Darrell Dolan never really wanted to be an attorney. He wanted to be self-employed and to have the freedom to work his own schedule, giving him time to spend with family and to volunteer. It didn’t matter to him if that meant running a pizza shop or working as a dentist. Ultimately, he found the freedom he sought in law. And so, Darrell began practicing 23 years ago after graduating from Indiana University Robert H. McKinney School of Law.
For nearly as many years, Darrell has also worked as a volunteer attorney for the Neighborhood Christian Legal Clinic, taking on bankruptcy and non-litigious family law cases. In addition to assisting the Legal Clinic, he also volunteers for the bankruptcy court and Marion County’s family law pro bono project; he even serves as his church’s football coach. Volunteering is simply a way of life for him. He says, “It reminds me on a regular basis that there are more important things than just making money and it kind of keeps your day fresh so you’re not just doing the same thing.”
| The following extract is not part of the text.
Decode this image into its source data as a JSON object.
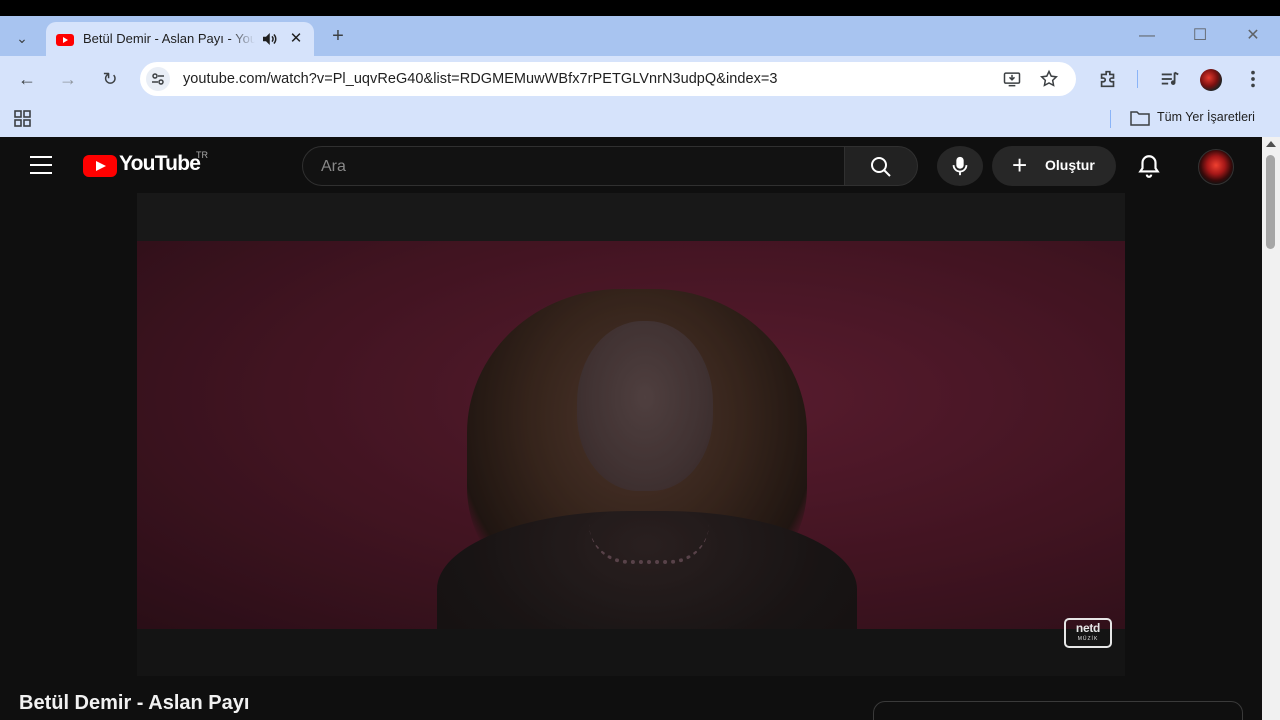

Although Darrell perhaps did not imagine himself practicing bankruptcy law as a boy, he enjoys his work very much. “A lot of people can make whatever they learn what they like,” he says. And after two decades in the field, offering his expertise to those in need is second nature. He explains, “Most of the cases are not that complicated … If you stick to things that you’re good at, you can knock them out really easy and it doesn’t overly consume you and you really feel good about yourself. You’ve used what you have a lot of skill at to help someone at no charge. And it was no skin off your back in most cases.” He encourages other people to do the same—to find those areas in which they excel and then volunteer their time.
Personally, Darrell finds fulfillment in bankruptcy law because he knows the need is so great. He says, “Freedom from debt is very, very important. The burden of living with debt and the harassment, the garnishments, the creditor calls, and not being able to pay your bills have a significant effect on a person’s mental and physical well-being. And a debt-laden marriage can oftentimes end in divorce because financial pressure is a significant reason for dissolution. So I think that when you file bankruptcy sometimes it really releases you and gives you some financial freedom and a fresh start from your mistakes.” By consistently taking on these cases, Darrell is able to act as a conduit, connecting his clients to this kind of freedom.
The historical context of the bankruptcy code is especially poignant to him. Darrell says, “[It] goes back to when the English settlers came to America. One of the big reasons they were coming was to escape debtors’ prisons. So back in England and France you could be put in jail and you would sit in jail until your relatives paid your debts. And a lot of those people—to escape it—came to America. One of the foundations of our country was never to have a debtors’ prison. Because you owe someone money is not a reason you will sit in jail in the United States.”
In Darrell’s eyes, his clients are just people who need a little mercy, which he does his best to grant. He says, “All of the referrals are very thankful and they don’t have million-dollar cases. They just need a little bit of help.”
For more information about volunteering for the Clinic, please contact Volunteer Coordinator Jocelyn Oppenhuis at firstname.lastname@example.org.